■ Task goal ■
Every line of the data below is to be duplicated exactly, pictures excepted.

Records from a dataset
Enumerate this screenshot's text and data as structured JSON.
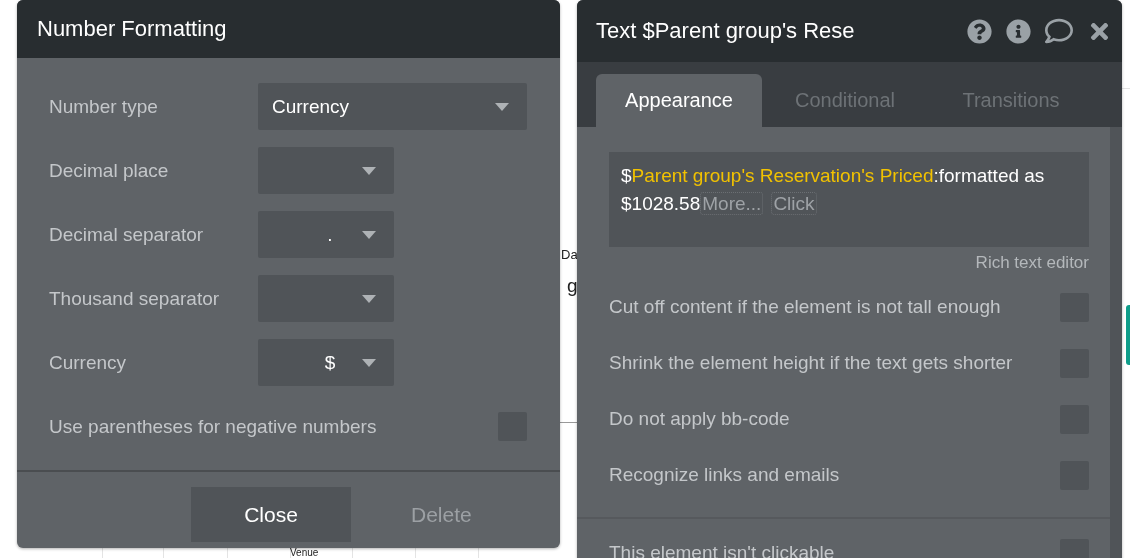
{
  "canvas": {
    "texts": [
      "Da",
      "g",
      "Venue"
    ]
  },
  "number_formatting": {
    "title": "Number Formatting",
    "fields": [
      {
        "kind": "select",
        "label": "Number type",
        "value": "Currency",
        "wide": true
      },
      {
        "kind": "select",
        "label": "Decimal place"
      },
      {
        "kind": "select",
        "label": "Decimal separator",
        "value": "."
      },
      {
        "kind": "select",
        "label": "Thousand separator"
      },
      {
        "kind": "select",
        "label": "Currency",
        "value": "$"
      },
      {
        "kind": "checkbox",
        "label": "Use parentheses for negative numbers",
        "checked": false
      }
    ],
    "buttons": [
      {
        "label": "Close",
        "disabled": false
      },
      {
        "label": "Delete",
        "disabled": true
      }
    ]
  },
  "property_editor": {
    "title": "Text $Parent group's Rese",
    "tabs": [
      {
        "label": "Appearance",
        "selected": true
      },
      {
        "label": "Conditional",
        "selected": false
      },
      {
        "label": "Transitions",
        "selected": false
      }
    ],
    "expression": {
      "segments": [
        {
          "kind": "plain",
          "text": "$"
        },
        {
          "kind": "dynamic",
          "text": "Parent group's Reservation's Priced"
        },
        {
          "kind": "plain",
          "text": ":formatted as $1028.58"
        }
      ],
      "chips": [
        "More...",
        "Click"
      ]
    },
    "rich_text_link": "Rich text editor",
    "options": [
      {
        "label": "Cut off content if the element is not tall enough",
        "checked": false
      },
      {
        "label": "Shrink the element height if the text gets shorter",
        "checked": false
      },
      {
        "label": "Do not apply bb-code",
        "checked": false
      },
      {
        "label": "Recognize links and emails",
        "checked": false
      }
    ],
    "more_options": [
      {
        "label": "This element isn't clickable",
        "checked": false
      }
    ]
  }
}
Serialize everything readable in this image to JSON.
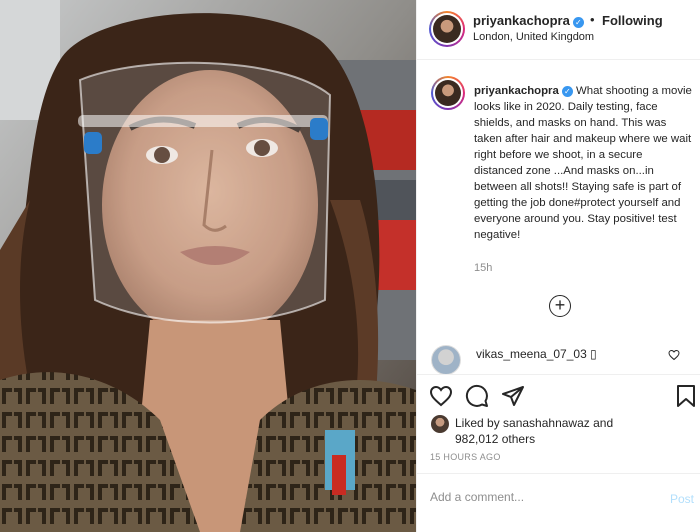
{
  "post": {
    "username": "priyankachopra",
    "follow_separator": "•",
    "follow_label": "Following",
    "location": "London, United Kingdom",
    "caption": "What shooting a movie looks like in 2020. Daily testing, face shields, and masks on hand. This was taken after hair and makeup where we wait right before we shoot, in a secure distanced zone ...And masks on...in between all shots!! Staying safe is part of getting the job done#protect yourself and everyone around you. Stay positive! test negative!",
    "caption_time": "15h",
    "load_more_icon": "plus-circle-icon",
    "comment": {
      "username": "vikas_meena_07_03",
      "text": "▯"
    },
    "likes_prefix": "Liked by ",
    "likes_user": "sanashahnawaz",
    "likes_and": " and",
    "likes_count": "982,012 others",
    "posted_ago": "15 HOURS AGO",
    "comment_placeholder": "Add a comment...",
    "post_label": "Post",
    "verified_icon": "verified-badge-icon",
    "accent_color": "#3897f0"
  }
}
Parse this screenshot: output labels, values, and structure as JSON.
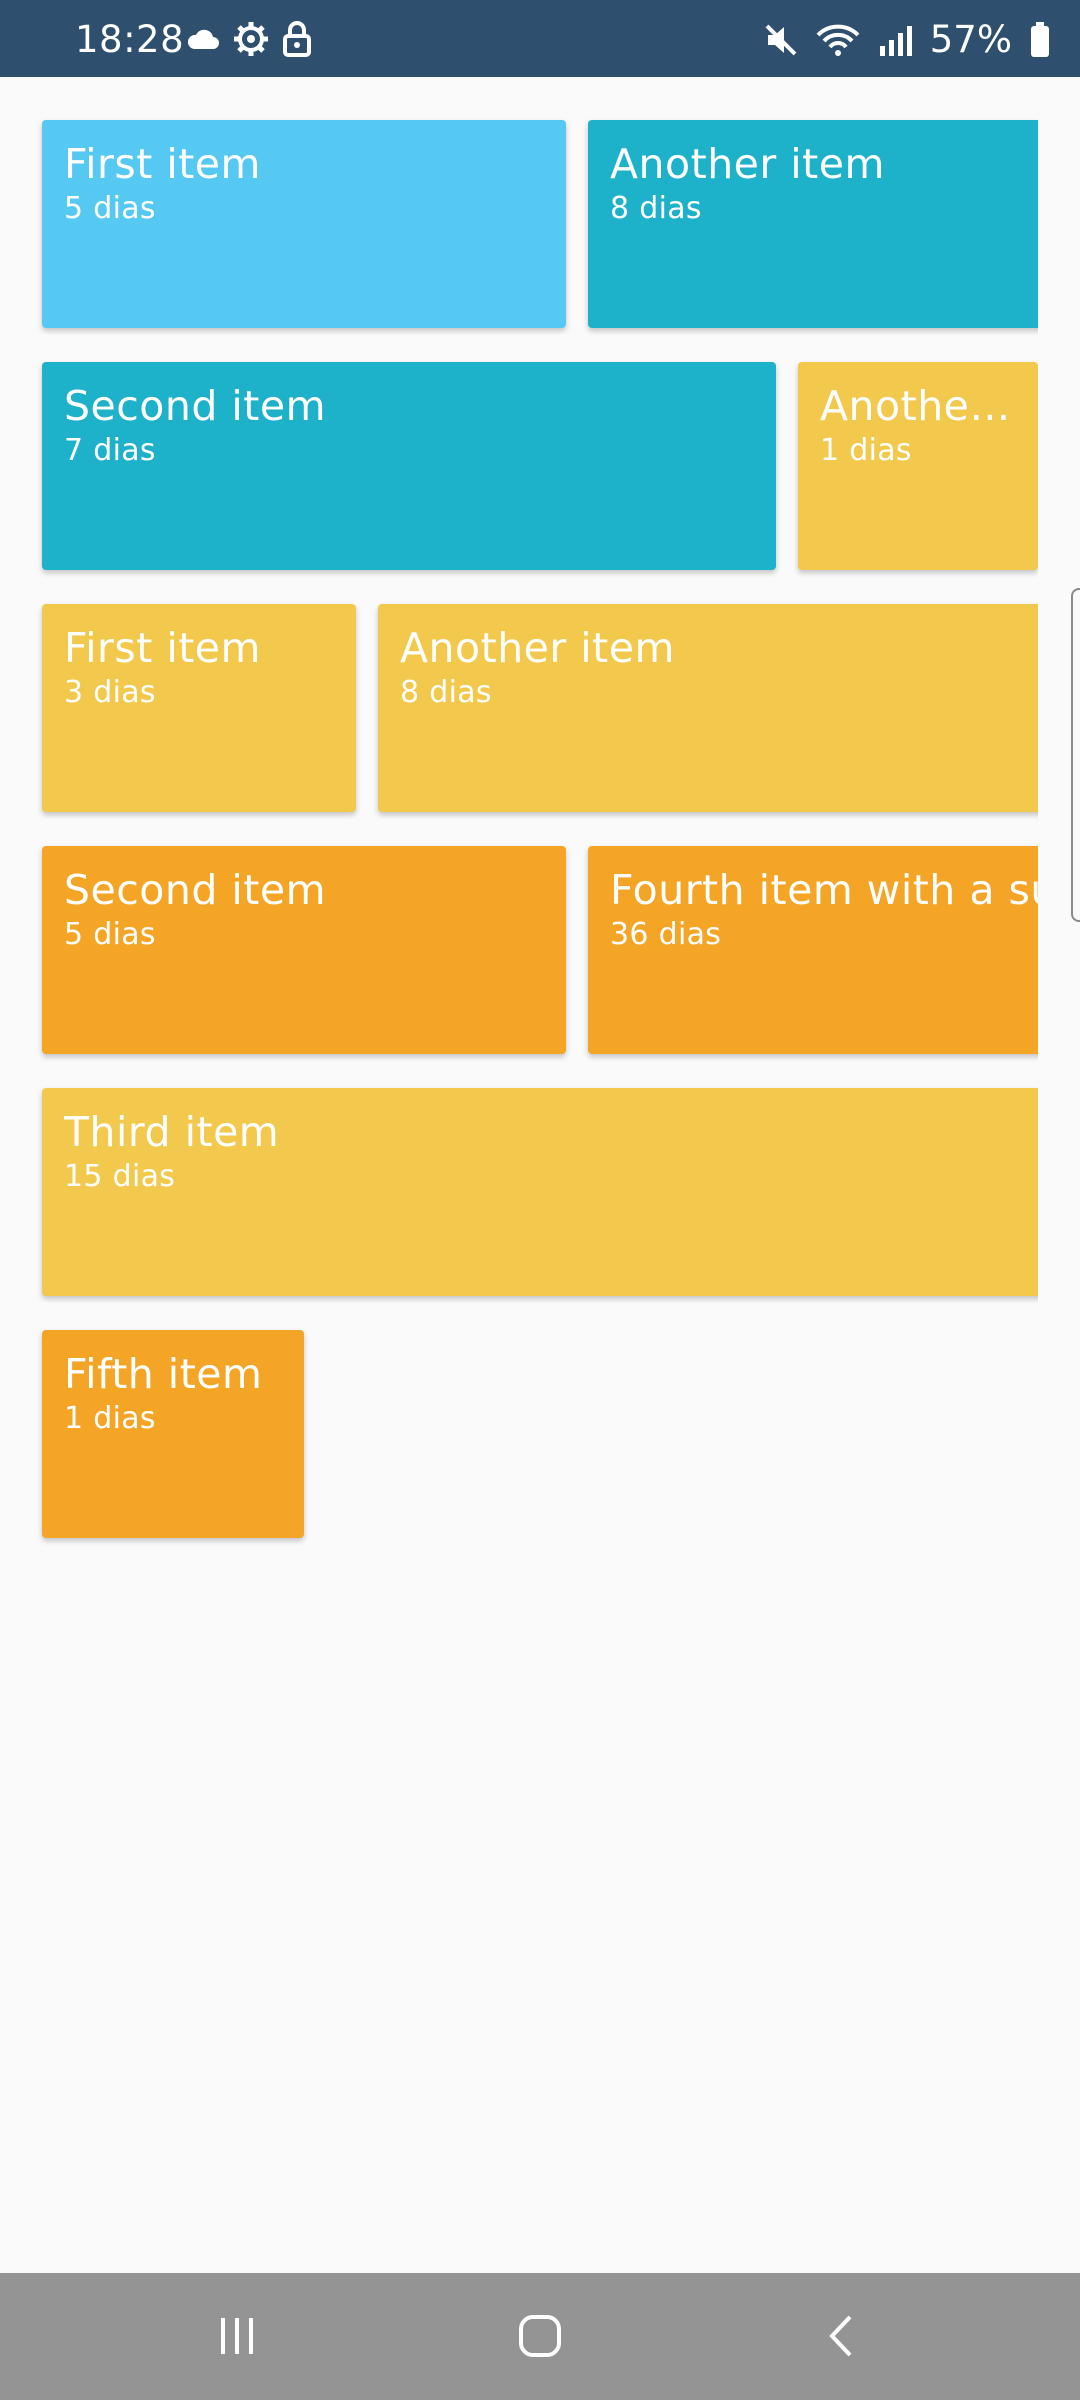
{
  "status_bar": {
    "time": "18:28",
    "battery": "57%",
    "left_icons": [
      "cloud-icon",
      "settings-gear-icon",
      "lock-icon"
    ],
    "right_icons": [
      "mute-icon",
      "wifi-icon",
      "signal-icon",
      "battery-icon"
    ]
  },
  "colors": {
    "light_blue": "#55c9f1",
    "cyan": "#1eb1ca",
    "yellow": "#f2c94c",
    "orange": "#f4a526",
    "status_bar": "#2f4f6e",
    "nav_bar": "#949494",
    "background": "#fafafa"
  },
  "tiles": [
    {
      "title": "First item",
      "subtitle": "5 dias",
      "color": "light_blue"
    },
    {
      "title": "Another item",
      "subtitle": "8 dias",
      "color": "cyan"
    },
    {
      "title": "Second item",
      "subtitle": "7 dias",
      "color": "cyan"
    },
    {
      "title": "Another item",
      "subtitle": "1 dias",
      "color": "yellow"
    },
    {
      "title": "First item",
      "subtitle": "3 dias",
      "color": "yellow"
    },
    {
      "title": "Another item",
      "subtitle": "8 dias",
      "color": "yellow"
    },
    {
      "title": "Second item",
      "subtitle": "5 dias",
      "color": "orange"
    },
    {
      "title": "Fourth item with a super long name",
      "subtitle": "36 dias",
      "color": "orange"
    },
    {
      "title": "Third item",
      "subtitle": "15 dias",
      "color": "yellow"
    },
    {
      "title": "Fifth item",
      "subtitle": "1 dias",
      "color": "orange"
    }
  ],
  "nav_bar": {
    "buttons": [
      "recents-button",
      "home-button",
      "back-button"
    ]
  }
}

■ Output for this exercise ■
Enumerate this screenshot's text and data as structured JSON.
{
  "canvas": {
    "texts": [
      "Da",
      "g",
      "Venue"
    ]
  },
  "number_formatting": {
    "title": "Number Formatting",
    "fields": [
      {
        "kind": "select",
        "label": "Number type",
        "value": "Currency",
        "wide": true
      },
      {
        "kind": "select",
        "label": "Decimal place"
      },
      {
        "kind": "select",
        "label": "Decimal separator",
        "value": "."
      },
      {
        "kind": "select",
        "label": "Thousand separator"
      },
      {
        "kind": "select",
        "label": "Currency",
        "value": "$"
      },
      {
        "kind": "checkbox",
        "label": "Use parentheses for negative numbers",
        "checked": false
      }
    ],
    "buttons": [
      {
        "label": "Close",
        "disabled": false
      },
      {
        "label": "Delete",
        "disabled": true
      }
    ]
  },
  "property_editor": {
    "title": "Text $Parent group's Rese",
    "tabs": [
      {
        "label": "Appearance",
        "selected": true
      },
      {
        "label": "Conditional",
        "selected": false
      },
      {
        "label": "Transitions",
        "selected": false
      }
    ],
    "expression": {
      "segments": [
        {
          "kind": "plain",
          "text": "$"
        },
        {
          "kind": "dynamic",
          "text": "Parent group's Reservation's Priced"
        },
        {
          "kind": "plain",
          "text": ":formatted as $1028.58"
        }
      ],
      "chips": [
        "More...",
        "Click"
      ]
    },
    "rich_text_link": "Rich text editor",
    "options": [
      {
        "label": "Cut off content if the element is not tall enough",
        "checked": false
      },
      {
        "label": "Shrink the element height if the text gets shorter",
        "checked": false
      },
      {
        "label": "Do not apply bb-code",
        "checked": false
      },
      {
        "label": "Recognize links and emails",
        "checked": false
      }
    ],
    "more_options": [
      {
        "label": "This element isn't clickable",
        "checked": false
      }
    ]
  }
}
Serialize everything readable in this image to JSON.
{
  "post": {
    "username": "priyankachopra",
    "follow_separator": "•",
    "follow_label": "Following",
    "location": "London, United Kingdom",
    "caption": "What shooting a movie looks like in 2020. Daily testing, face shields, and masks on hand. This was taken after hair and makeup where we wait right before we shoot, in a secure distanced zone ...And masks on...in between all shots!! Staying safe is part of getting the job done#protect yourself and everyone around you. Stay positive! test negative!",
    "caption_time": "15h",
    "load_more_icon": "plus-circle-icon",
    "comment": {
      "username": "vikas_meena_07_03",
      "text": "▯"
    },
    "likes_prefix": "Liked by ",
    "likes_user": "sanashahnawaz",
    "likes_and": " and",
    "likes_count": "982,012 others",
    "posted_ago": "15 HOURS AGO",
    "comment_placeholder": "Add a comment...",
    "post_label": "Post",
    "verified_icon": "verified-badge-icon",
    "accent_color": "#3897f0"
  }
}
Parse this screenshot: output labels, values, and structure as JSON.
{
  "status_bar": {
    "time": "18:28",
    "battery": "57%",
    "left_icons": [
      "cloud-icon",
      "settings-gear-icon",
      "lock-icon"
    ],
    "right_icons": [
      "mute-icon",
      "wifi-icon",
      "signal-icon",
      "battery-icon"
    ]
  },
  "colors": {
    "light_blue": "#55c9f1",
    "cyan": "#1eb1ca",
    "yellow": "#f2c94c",
    "orange": "#f4a526",
    "status_bar": "#2f4f6e",
    "nav_bar": "#949494",
    "background": "#fafafa"
  },
  "tiles": [
    {
      "title": "First item",
      "subtitle": "5 dias",
      "color": "light_blue"
    },
    {
      "title": "Another item",
      "subtitle": "8 dias",
      "color": "cyan"
    },
    {
      "title": "Second item",
      "subtitle": "7 dias",
      "color": "cyan"
    },
    {
      "title": "Another item",
      "subtitle": "1 dias",
      "color": "yellow"
    },
    {
      "title": "First item",
      "subtitle": "3 dias",
      "color": "yellow"
    },
    {
      "title": "Another item",
      "subtitle": "8 dias",
      "color": "yellow"
    },
    {
      "title": "Second item",
      "subtitle": "5 dias",
      "color": "orange"
    },
    {
      "title": "Fourth item with a super long name",
      "subtitle": "36 dias",
      "color": "orange"
    },
    {
      "title": "Third item",
      "subtitle": "15 dias",
      "color": "yellow"
    },
    {
      "title": "Fifth item",
      "subtitle": "1 dias",
      "color": "orange"
    }
  ],
  "nav_bar": {
    "buttons": [
      "recents-button",
      "home-button",
      "back-button"
    ]
  }
}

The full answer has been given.